High-Speed Cellular Deburring and Polishing
Bel Air Finishing Supply offers centifugal disc finishers designed to polish and deburr brass, copper, stainless steel and other materials.
Bel Air’s Centrifugal Disc Finisher FMSL Model
Bel Air (North Kingston, Rhode Island) offers Centrifugal Disc Finishers. These machines are designed to polish and deburr a wide range of materials including brass, copper, steel, stainless steel, aluminum, kovar, titanium and more. According to the company, they eliminate 80% of handwork and produce over five times the output of hand-deburring operations. Bel Air says they also reduce surface RA in metal parts across aerospace, automotive, medical and other industries.
The Centrifugal Disc Finisher comes in sizes ranging from 4 to 60 liters and most models come with a mobile frame, which works for cellular and JIT production. Additional features are also available, including integrated ultrasonic cleaners, on-board media storage, a direct compound feed system, and parts separation options.
According to the company, the Centrifugal Disc Finisher works by using a bowl-shaped finishing chamber, comprised of both a fixed upper bowl and spinning bottom disc. The rotation of the disc rotates both the media and parts within the chamber, forcing the mass to the stationary outside wall. Then this mass of part(s) and media folds back to the center. This process is repeated, creating a three-dimensional, toroidal action similar to a vibratory bowl finisher. However, Bel Air states that this action produces ten times the G force of a vibratory bowl finisher. While this is happening, water and finishing compounds are added into the mix to keep the media and parts clean.
Bel Air models have a north/south gap allowing for the adjustment of the gap system. Process effluent (which contains the broken down parts of media), small amounts of part materials and water mixed with compounds flow through the gap, wearing it down. Bel Air’s adjustable gap system is designed to allow the gap to be closed as it wears down, extending the machine’s service life.
Bel Air Finishing | 401-667-7902 | belairfinishing.com

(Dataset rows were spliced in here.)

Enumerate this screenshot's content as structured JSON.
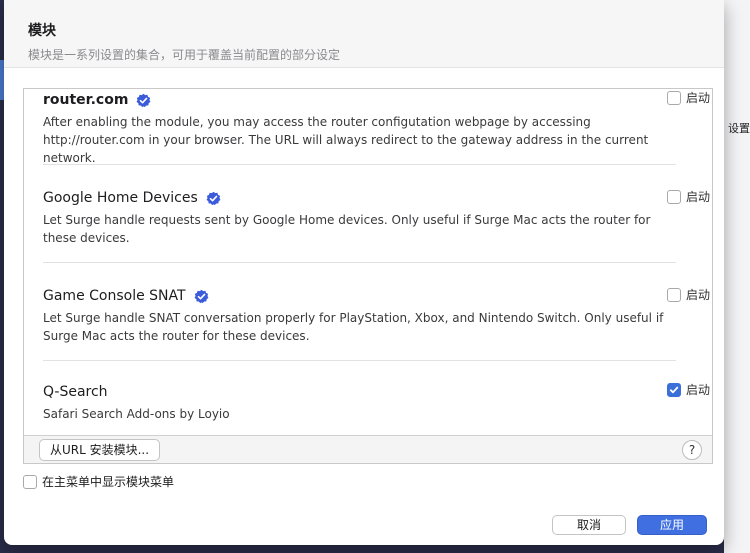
{
  "background": {
    "side_text": "设置"
  },
  "sheet": {
    "title": "模块",
    "subtitle": "模块是一系列设置的集合，可用于覆盖当前配置的部分设定"
  },
  "modules": [
    {
      "name": "router.com",
      "verified": true,
      "description": "After enabling the module, you may access the router configutation webpage by accessing http://router.com in your browser. The URL will always redirect to the gateway address in the current network.",
      "enabled": false,
      "enable_label": "启动"
    },
    {
      "name": "Google Home Devices",
      "verified": true,
      "description": "Let Surge handle requests sent by Google Home devices. Only useful if Surge Mac acts the router for these devices.",
      "enabled": false,
      "enable_label": "启动"
    },
    {
      "name": "Game Console SNAT",
      "verified": true,
      "description": "Let Surge handle SNAT conversation properly for PlayStation, Xbox, and Nintendo Switch. Only useful if Surge Mac acts the router for these devices.",
      "enabled": false,
      "enable_label": "启动"
    },
    {
      "name": "Q-Search",
      "verified": false,
      "description": "Safari Search Add-ons by Loyio",
      "enabled": true,
      "enable_label": "启动"
    }
  ],
  "footer": {
    "install_label": "从URL 安装模块...",
    "help_label": "?"
  },
  "options": {
    "show_in_menu_label": "在主菜单中显示模块菜单",
    "show_in_menu_checked": false
  },
  "actions": {
    "cancel_label": "取消",
    "apply_label": "应用"
  },
  "colors": {
    "accent": "#3f6fe0",
    "verified_badge": "#3b5bdb"
  }
}
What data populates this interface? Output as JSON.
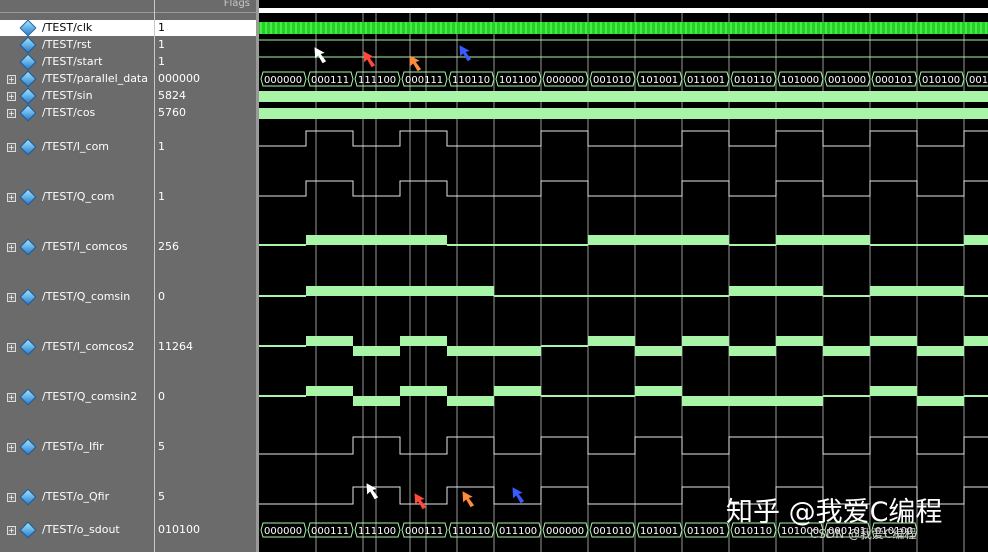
{
  "header": {
    "flags_label": "Flags"
  },
  "signals": [
    {
      "name": "/TEST/clk",
      "value": "1",
      "expandable": false,
      "selected": true
    },
    {
      "name": "/TEST/rst",
      "value": "1",
      "expandable": false,
      "selected": false
    },
    {
      "name": "/TEST/start",
      "value": "1",
      "expandable": false,
      "selected": false
    },
    {
      "name": "/TEST/parallel_data",
      "value": "000000",
      "expandable": true,
      "selected": false
    },
    {
      "name": "/TEST/sin",
      "value": "5824",
      "expandable": true,
      "selected": false
    },
    {
      "name": "/TEST/cos",
      "value": "5760",
      "expandable": true,
      "selected": false
    },
    {
      "name": "/TEST/I_com",
      "value": "1",
      "expandable": true,
      "selected": false
    },
    {
      "name": "/TEST/Q_com",
      "value": "1",
      "expandable": true,
      "selected": false
    },
    {
      "name": "/TEST/I_comcos",
      "value": "256",
      "expandable": true,
      "selected": false
    },
    {
      "name": "/TEST/Q_comsin",
      "value": "0",
      "expandable": true,
      "selected": false
    },
    {
      "name": "/TEST/I_comcos2",
      "value": "11264",
      "expandable": true,
      "selected": false
    },
    {
      "name": "/TEST/Q_comsin2",
      "value": "0",
      "expandable": true,
      "selected": false
    },
    {
      "name": "/TEST/o_Ifir",
      "value": "5",
      "expandable": true,
      "selected": false
    },
    {
      "name": "/TEST/o_Qfir",
      "value": "5",
      "expandable": true,
      "selected": false
    },
    {
      "name": "/TEST/o_sdout",
      "value": "010100",
      "expandable": true,
      "selected": false
    }
  ],
  "waves": {
    "parallel_data": [
      "000000",
      "000111",
      "111100",
      "000111",
      "110110",
      "101100",
      "000000",
      "001010",
      "101001",
      "011001",
      "010110",
      "101000",
      "001000",
      "000101",
      "010100",
      "001"
    ],
    "o_sdout": [
      "000000",
      "000111",
      "111100",
      "000111",
      "110110",
      "011100",
      "000000",
      "001010",
      "101001",
      "011001",
      "010110",
      "101000",
      "000101",
      "010100"
    ],
    "I_com": [
      0,
      1,
      0,
      1,
      0,
      0,
      1,
      0,
      0,
      1,
      0,
      1,
      0,
      1,
      0,
      1
    ],
    "Q_com": [
      0,
      1,
      0,
      1,
      0,
      0,
      1,
      0,
      0,
      1,
      0,
      1,
      0,
      1,
      0,
      1
    ]
  },
  "watermark": {
    "main": "知乎 @我爱C编程",
    "sub": "CSDN @我爱C编程"
  },
  "colors": {
    "wave": "#a8f5a8",
    "bus_fill": "#a8f5a8",
    "cursor": "#d9d9d9"
  }
}
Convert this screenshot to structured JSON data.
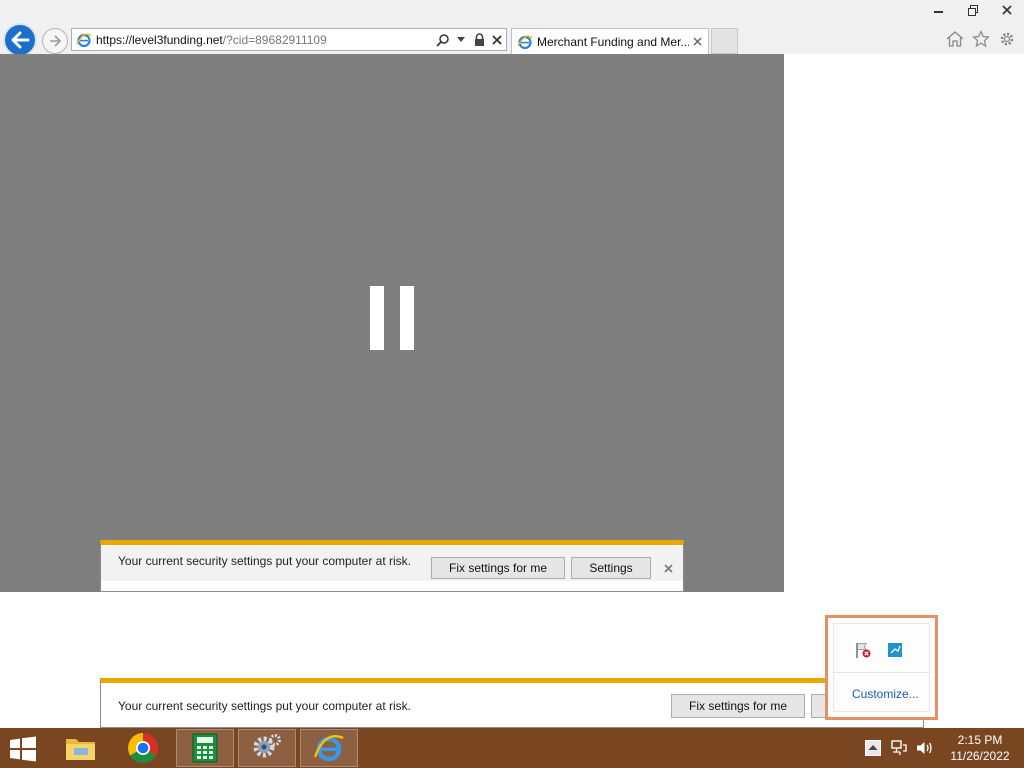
{
  "browser": {
    "address": {
      "host": "https://level3funding.net",
      "path": "/?cid=89682911109"
    },
    "tab": {
      "title": "Merchant Funding and Mer..."
    }
  },
  "page": {
    "video_state": "paused",
    "inner_security_bar": {
      "message": "Your current security settings put your computer at risk.",
      "fix_label": "Fix settings for me",
      "settings_label": "Settings"
    },
    "outer_security_bar": {
      "message": "Your current security settings put your computer at risk.",
      "fix_label": "Fix settings for me"
    }
  },
  "tray_flyout": {
    "customize_label": "Customize..."
  },
  "taskbar": {
    "apps": [
      "file-explorer",
      "chrome",
      "calculator",
      "settings",
      "internet-explorer"
    ],
    "clock": {
      "time": "2:15 PM",
      "date": "11/26/2022"
    }
  },
  "colors": {
    "taskbar": "#7a4622",
    "video_background": "#7f7f7f",
    "warning_stripe": "#e8a800",
    "highlight_border": "#e58f67",
    "ie_blue": "#1e6fc9"
  }
}
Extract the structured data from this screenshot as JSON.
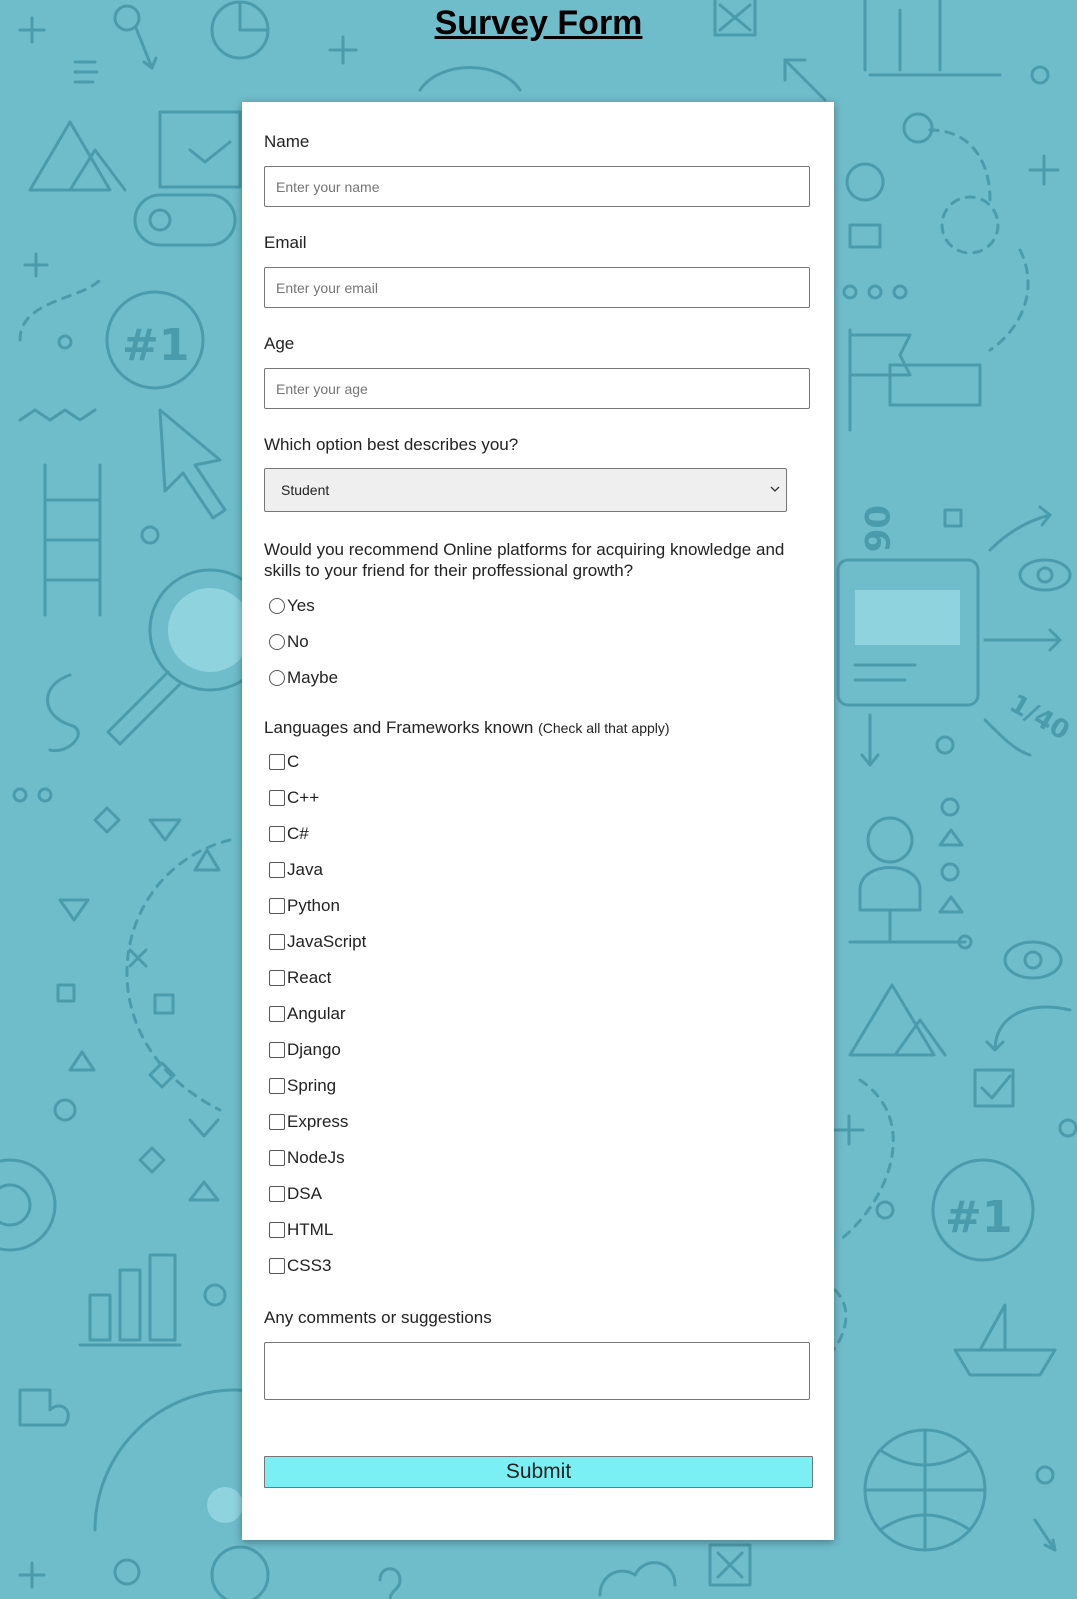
{
  "page": {
    "title": "Survey Form"
  },
  "form": {
    "name": {
      "label": "Name",
      "placeholder": "Enter your name"
    },
    "email": {
      "label": "Email",
      "placeholder": "Enter your email"
    },
    "age": {
      "label": "Age",
      "placeholder": "Enter your age"
    },
    "role": {
      "label": "Which option best describes you?",
      "selected": "Student"
    },
    "recommend": {
      "question": "Would you recommend Online platforms for acquiring knowledge and skills to your friend for their proffessional growth?",
      "options": [
        "Yes",
        "No",
        "Maybe"
      ]
    },
    "languages": {
      "label": "Languages and Frameworks known",
      "hint": "(Check all that apply)",
      "options": [
        "C",
        "C++",
        "C#",
        "Java",
        "Python",
        "JavaScript",
        "React",
        "Angular",
        "Django",
        "Spring",
        "Express",
        "NodeJs",
        "DSA",
        "HTML",
        "CSS3"
      ]
    },
    "comments": {
      "label": "Any comments or suggestions"
    },
    "submit_label": "Submit"
  },
  "colors": {
    "background": "#6fbccb",
    "submit": "#7af0f5",
    "card": "#ffffff"
  }
}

An unclear definition has led to an industry standard for classifying burrs.
Here’s a primer on the types of finishes required for equipment used in sanitary applications.
Surface finish types for commercially supplied stainless steel sheet are detailed in various standards. ASTM A480-12 and EN10088-2 are two; BS 1449-2 (1983) is still available, although no longer active. These standards are very similar in that they define eight grades of surface finish for stainless steel. Grade 7 is “buff polished,” while the highest polish—the so-called mirror polish—is designated Grade 8